What to work on: Having read the material, return every line of it exactly.
═══ Information supplied ═══
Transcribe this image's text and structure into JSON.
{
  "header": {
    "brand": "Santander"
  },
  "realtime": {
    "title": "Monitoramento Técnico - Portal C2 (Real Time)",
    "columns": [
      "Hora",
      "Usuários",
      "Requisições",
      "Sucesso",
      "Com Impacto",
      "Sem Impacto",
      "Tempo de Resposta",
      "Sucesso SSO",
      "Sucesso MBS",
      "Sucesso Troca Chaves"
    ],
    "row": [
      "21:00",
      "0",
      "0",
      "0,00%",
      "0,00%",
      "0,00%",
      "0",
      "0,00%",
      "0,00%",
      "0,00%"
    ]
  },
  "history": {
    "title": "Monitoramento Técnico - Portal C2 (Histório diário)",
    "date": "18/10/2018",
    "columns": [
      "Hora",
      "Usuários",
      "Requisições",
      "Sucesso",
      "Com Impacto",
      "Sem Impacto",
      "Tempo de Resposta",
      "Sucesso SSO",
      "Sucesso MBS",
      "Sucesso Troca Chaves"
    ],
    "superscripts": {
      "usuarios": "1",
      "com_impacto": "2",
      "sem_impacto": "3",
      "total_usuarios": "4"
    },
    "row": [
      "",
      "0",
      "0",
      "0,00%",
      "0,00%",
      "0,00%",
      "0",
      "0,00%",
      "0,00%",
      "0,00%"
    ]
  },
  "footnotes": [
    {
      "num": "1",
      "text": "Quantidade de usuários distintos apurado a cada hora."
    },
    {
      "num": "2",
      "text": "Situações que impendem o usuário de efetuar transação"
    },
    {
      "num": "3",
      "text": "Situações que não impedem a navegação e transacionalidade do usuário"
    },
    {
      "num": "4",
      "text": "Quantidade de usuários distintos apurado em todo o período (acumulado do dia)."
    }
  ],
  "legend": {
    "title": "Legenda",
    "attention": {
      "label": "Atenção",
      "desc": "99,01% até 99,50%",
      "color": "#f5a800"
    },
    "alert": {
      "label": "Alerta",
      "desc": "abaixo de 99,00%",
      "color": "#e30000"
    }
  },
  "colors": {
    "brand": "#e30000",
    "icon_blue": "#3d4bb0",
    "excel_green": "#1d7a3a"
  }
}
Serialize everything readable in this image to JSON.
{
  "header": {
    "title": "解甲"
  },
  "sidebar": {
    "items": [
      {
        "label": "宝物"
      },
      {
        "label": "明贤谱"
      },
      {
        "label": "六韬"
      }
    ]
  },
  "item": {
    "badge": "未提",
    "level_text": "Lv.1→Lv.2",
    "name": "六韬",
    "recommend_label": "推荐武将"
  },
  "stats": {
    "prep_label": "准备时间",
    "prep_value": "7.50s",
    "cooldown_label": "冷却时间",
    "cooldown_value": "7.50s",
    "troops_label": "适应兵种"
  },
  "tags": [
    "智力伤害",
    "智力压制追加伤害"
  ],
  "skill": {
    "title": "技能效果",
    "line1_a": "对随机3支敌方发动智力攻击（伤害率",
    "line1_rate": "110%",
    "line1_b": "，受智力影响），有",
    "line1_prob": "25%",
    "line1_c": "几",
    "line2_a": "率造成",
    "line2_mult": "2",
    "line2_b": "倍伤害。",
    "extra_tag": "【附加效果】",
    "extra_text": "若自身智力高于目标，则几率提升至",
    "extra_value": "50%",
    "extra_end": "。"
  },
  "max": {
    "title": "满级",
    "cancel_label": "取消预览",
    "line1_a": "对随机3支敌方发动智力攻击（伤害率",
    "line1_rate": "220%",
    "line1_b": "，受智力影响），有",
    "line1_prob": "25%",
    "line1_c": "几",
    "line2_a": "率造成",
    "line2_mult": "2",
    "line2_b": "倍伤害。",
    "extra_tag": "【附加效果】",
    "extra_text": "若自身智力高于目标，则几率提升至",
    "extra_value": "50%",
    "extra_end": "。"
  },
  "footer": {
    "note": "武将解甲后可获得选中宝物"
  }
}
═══
Exercise result:
Transcribe this image's text and structure into JSON.
{
  "header": {
    "brand": "Santander"
  },
  "realtime": {
    "title": "Monitoramento Técnico - Portal C2 (Real Time)",
    "columns": [
      "Hora",
      "Usuários",
      "Requisições",
      "Sucesso",
      "Com Impacto",
      "Sem Impacto",
      "Tempo de Resposta",
      "Sucesso SSO",
      "Sucesso MBS",
      "Sucesso Troca Chaves"
    ],
    "row": [
      "21:00",
      "0",
      "0",
      "0,00%",
      "0,00%",
      "0,00%",
      "0",
      "0,00%",
      "0,00%",
      "0,00%"
    ]
  },
  "history": {
    "title": "Monitoramento Técnico - Portal C2 (Histório diário)",
    "date": "18/10/2018",
    "columns": [
      "Hora",
      "Usuários",
      "Requisições",
      "Sucesso",
      "Com Impacto",
      "Sem Impacto",
      "Tempo de Resposta",
      "Sucesso SSO",
      "Sucesso MBS",
      "Sucesso Troca Chaves"
    ],
    "superscripts": {
      "usuarios": "1",
      "com_impacto": "2",
      "sem_impacto": "3",
      "total_usuarios": "4"
    },
    "row": [
      "",
      "0",
      "0",
      "0,00%",
      "0,00%",
      "0,00%",
      "0",
      "0,00%",
      "0,00%",
      "0,00%"
    ]
  },
  "footnotes": [
    {
      "num": "1",
      "text": "Quantidade de usuários distintos apurado a cada hora."
    },
    {
      "num": "2",
      "text": "Situações que impendem o usuário de efetuar transação"
    },
    {
      "num": "3",
      "text": "Situações que não impedem a navegação e transacionalidade do usuário"
    },
    {
      "num": "4",
      "text": "Quantidade de usuários distintos apurado em todo o período (acumulado do dia)."
    }
  ],
  "legend": {
    "title": "Legenda",
    "attention": {
      "label": "Atenção",
      "desc": "99,01% até 99,50%",
      "color": "#f5a800"
    },
    "alert": {
      "label": "Alerta",
      "desc": "abaixo de 99,00%",
      "color": "#e30000"
    }
  },
  "colors": {
    "brand": "#e30000",
    "icon_blue": "#3d4bb0",
    "excel_green": "#1d7a3a"
  }
}
Serialize everything readable in this image to JSON.
{
  "header": {
    "title": "解甲"
  },
  "sidebar": {
    "items": [
      {
        "label": "宝物"
      },
      {
        "label": "明贤谱"
      },
      {
        "label": "六韬"
      }
    ]
  },
  "item": {
    "badge": "未提",
    "level_text": "Lv.1→Lv.2",
    "name": "六韬",
    "recommend_label": "推荐武将"
  },
  "stats": {
    "prep_label": "准备时间",
    "prep_value": "7.50s",
    "cooldown_label": "冷却时间",
    "cooldown_value": "7.50s",
    "troops_label": "适应兵种"
  },
  "tags": [
    "智力伤害",
    "智力压制追加伤害"
  ],
  "skill": {
    "title": "技能效果",
    "line1_a": "对随机3支敌方发动智力攻击（伤害率",
    "line1_rate": "110%",
    "line1_b": "，受智力影响），有",
    "line1_prob": "25%",
    "line1_c": "几",
    "line2_a": "率造成",
    "line2_mult": "2",
    "line2_b": "倍伤害。",
    "extra_tag": "【附加效果】",
    "extra_text": "若自身智力高于目标，则几率提升至",
    "extra_value": "50%",
    "extra_end": "。"
  },
  "max": {
    "title": "满级",
    "cancel_label": "取消预览",
    "line1_a": "对随机3支敌方发动智力攻击（伤害率",
    "line1_rate": "220%",
    "line1_b": "，受智力影响），有",
    "line1_prob": "25%",
    "line1_c": "几",
    "line2_a": "率造成",
    "line2_mult": "2",
    "line2_b": "倍伤害。",
    "extra_tag": "【附加效果】",
    "extra_text": "若自身智力高于目标，则几率提升至",
    "extra_value": "50%",
    "extra_end": "。"
  },
  "footer": {
    "note": "武将解甲后可获得选中宝物"
  }
}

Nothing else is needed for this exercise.